Female members of ISIS wearing full battle gear over their veiled clothing.(Photo: Reuters)

Radicalised Muslim women from the West are raising their children to fight in a jihad or "holy war" with the Islamic State.

According to the Al-Monitor, the number of women who travelled to Syria and Iraq with their children increased after ISIS leader Abu Bakr al-Baghdadi formally declared the creation of the Islamic State in June last year. 

Abu Ibrahim Raqqawi, an activist within the group Raqqa is Being Slaughtered Silently, told Al-Monitor that these women actively encourage their children to take up arms with ISIS in a sustained campaign against its opponents, including the West.

Raqqa is Being Slaughtered Silently is an organisation of citizens in the ISIS stronghold of Raqqa. Its members work undercover to expose the atrocities of the Islamic State in the city.

"Their parents want them to fight to protect the caliphate in the future. IS doesn't think about five or 10 years from now; IS is preparing to fight almost the entire world, the West included, for generations," Abu Ibrahim Raqqawi explained.

Raqqawi also revealed that, upon arrival to ISIS territory, male children over the age of 7 are sent to indoctrination camps where they receive indoctrination in their interpretation of Islamic teachings in addition to military training. The militants also pick children to "deliver food and medicine, fill the weapons depots and prepare bombs."

At the age of 16, the activist said, ISIS sends the children to battle as fighters.

The Al-Monitor reports that ISIS has opened up schools for boys to study the Arabic language and Muslim Sharia law.

Marion van San, a researcher focusing on radicalisation and Western jihadists at Erasmus University, told the Al-Monitor that these Westerners who join the Islamic State believe that they are giving their children a better life.

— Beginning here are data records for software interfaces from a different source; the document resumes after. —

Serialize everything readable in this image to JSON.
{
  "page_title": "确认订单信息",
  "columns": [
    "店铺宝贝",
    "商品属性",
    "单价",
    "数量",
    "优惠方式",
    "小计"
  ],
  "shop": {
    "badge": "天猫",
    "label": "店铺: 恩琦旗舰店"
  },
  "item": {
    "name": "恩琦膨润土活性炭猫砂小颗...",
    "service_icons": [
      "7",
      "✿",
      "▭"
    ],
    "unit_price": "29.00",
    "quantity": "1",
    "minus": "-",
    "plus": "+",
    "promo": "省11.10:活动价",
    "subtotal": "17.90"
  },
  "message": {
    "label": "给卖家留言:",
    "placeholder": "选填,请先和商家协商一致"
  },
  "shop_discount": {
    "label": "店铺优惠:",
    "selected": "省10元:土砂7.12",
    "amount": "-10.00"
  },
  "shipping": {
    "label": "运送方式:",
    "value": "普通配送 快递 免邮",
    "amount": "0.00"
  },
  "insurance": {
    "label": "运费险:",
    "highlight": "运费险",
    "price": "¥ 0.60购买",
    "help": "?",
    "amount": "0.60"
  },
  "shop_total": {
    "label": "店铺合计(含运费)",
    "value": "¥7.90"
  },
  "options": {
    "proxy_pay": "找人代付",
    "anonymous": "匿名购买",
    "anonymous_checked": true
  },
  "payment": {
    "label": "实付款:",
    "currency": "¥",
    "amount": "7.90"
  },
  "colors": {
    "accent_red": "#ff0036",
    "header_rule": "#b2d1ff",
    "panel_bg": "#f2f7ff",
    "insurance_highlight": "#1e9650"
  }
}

"Western jihadists believe that their children are better off in IS, because in Syria or Iraq they are not influenced by 'nonbelievers,'" Van San said.